UBC Community, Partners, and Alumni Publications

Conceptualising Addiction as Disability in Discrimination Law : A Situated Comparison Bunn, Rebecca


People labelled as having an addiction and people with disabilities face significant discrimination in their daily lives. In countries where targeted disability discrimination law is applied, it is often assumed that including addiction in the definition of disability will protect those labelled as having an addiction from discrimination. Several scholars have considered the effects of excluding addiction from the remit of discrimination law, but there has been less work examining the consequences – both positive and negative – of including addiction. Using the method of ‘situated comparisons’ developed by intersectionality scholars, this article interrogates how addiction and disability are co-constituted in two contrasting legal and geographical contexts, where people labelled as having an addiction have sought to assert their right to equality before the law. By comparing the application of targeted discrimination law in Australia with a human rights charter in Canada, it demonstrates how systems of power such as ableism and neoliberalism work through the law to co-constitute addiction and disability in ways that are stigmatising, even within legal approaches that aim to eliminate discrimination. Furthermore, the law, in both contexts, fails to recognise the intersectional nature of discrimination often experienced by these groups.
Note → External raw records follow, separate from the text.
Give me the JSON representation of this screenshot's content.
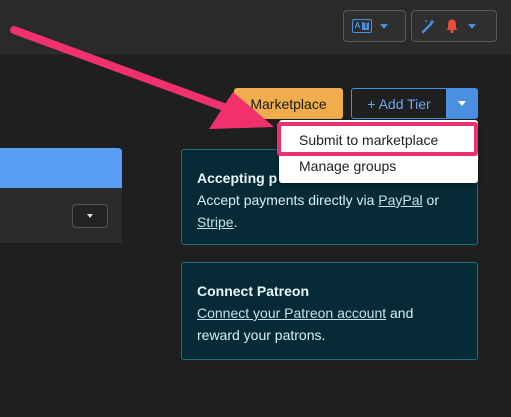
{
  "header": {
    "translate_icon_letters": [
      "A",
      "T"
    ],
    "icons": [
      "translate-icon",
      "magic-wand-icon",
      "bell-icon"
    ],
    "colors": {
      "accent": "#4a90e2",
      "bell": "#e74c3c"
    }
  },
  "toolbar": {
    "marketplace_label": "Marketplace",
    "add_tier_label": "+ Add Tier"
  },
  "dropdown": {
    "items": [
      "Submit to marketplace",
      "Manage groups"
    ]
  },
  "cards": {
    "payments": {
      "title": "Accepting p",
      "text_before": "Accept payments directly via ",
      "link1": "PayPal",
      "text_mid": " or",
      "link2": "Stripe",
      "text_after": "."
    },
    "patreon": {
      "title": "Connect Patreon",
      "link": "Connect your Patreon account",
      "text_after": " and",
      "line2": "reward your patrons."
    }
  },
  "colors": {
    "marketplace": "#f0ad4e",
    "primary": "#4a8fe0",
    "highlight": "#e8336d",
    "card_bg": "#062b36"
  }
}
The article contends that conceptualising addiction as a disability will not necessarily reduce the discrimination faced by people labelled as having an addiction; and concludes with recommendations for both policy and legal practice.

Item Citations and Data


Attribution-NonCommercial-NoDerivatives 4.0 International